One of our greatest joys when visiting the Kruger National Park is being treated to an encounter with a real “Tusker”; a majestic elephant bull carrying massive ivory. There are only a handful of these enigmatic animals on the continent, and they are living monuments to those who protect our wild places for generations to come. Owing to their special status, they are given names by the Park authorities, often according to specific areas they roam or in remembrance of rangers or other members of staff that dedicated their lives to the Park.

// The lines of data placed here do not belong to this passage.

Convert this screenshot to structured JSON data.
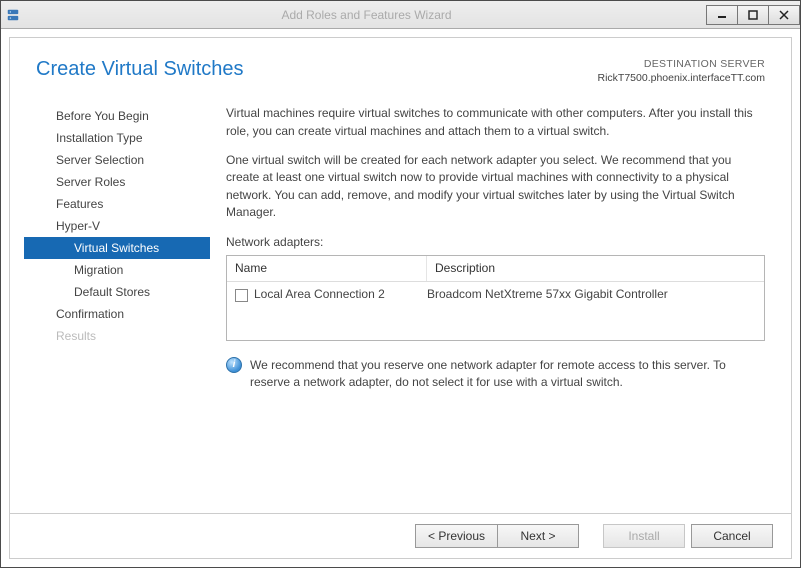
{
  "window": {
    "title": "Add Roles and Features Wizard"
  },
  "header": {
    "page_title": "Create Virtual Switches",
    "destination_label": "DESTINATION SERVER",
    "destination_server": "RickT7500.phoenix.interfaceTT.com"
  },
  "nav": {
    "items": [
      {
        "label": "Before You Begin"
      },
      {
        "label": "Installation Type"
      },
      {
        "label": "Server Selection"
      },
      {
        "label": "Server Roles"
      },
      {
        "label": "Features"
      },
      {
        "label": "Hyper-V"
      },
      {
        "label": "Virtual Switches"
      },
      {
        "label": "Migration"
      },
      {
        "label": "Default Stores"
      },
      {
        "label": "Confirmation"
      },
      {
        "label": "Results"
      }
    ]
  },
  "body": {
    "paragraph1": "Virtual machines require virtual switches to communicate with other computers. After you install this role, you can create virtual machines and attach them to a virtual switch.",
    "paragraph2": "One virtual switch will be created for each network adapter you select. We recommend that you create at least one virtual switch now to provide virtual machines with connectivity to a physical network. You can add, remove, and modify your virtual switches later by using the Virtual Switch Manager.",
    "adapters_label": "Network adapters:",
    "table": {
      "col_name": "Name",
      "col_desc": "Description",
      "rows": [
        {
          "name": "Local Area Connection 2",
          "desc": "Broadcom NetXtreme 57xx Gigabit Controller",
          "checked": false
        }
      ]
    },
    "note": "We recommend that you reserve one network adapter for remote access to this server. To reserve a network adapter, do not select it for use with a virtual switch."
  },
  "footer": {
    "previous": "< Previous",
    "next": "Next >",
    "install": "Install",
    "cancel": "Cancel"
  }
}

During our Easter visit to Kruger, we were lucky to have seen no less than three of these awesome animals. Each one of them has some unique features – scars on the ears, marks on the trunk, characteristic tusk shape, etc. that aids in the identification. We’ve submitted our photographs to the Kruger’s Emerging Tuskers Project and will update this post once we hear the names of these tuskers.
This is Xidudla, the name being in reference to his large size:
This big bull is known as “Hahlwa“, which is Tsonga for “twin” because he looks so similar to Masasana, another big tusker roaming the Kruger Park.
This last bull has not been named yet, but the project team will be keeping a close watch on him until he too receives his well-deserved moniker.
For some more pictures of tuskers we’ve seen in Kruger in years past have a look at this post.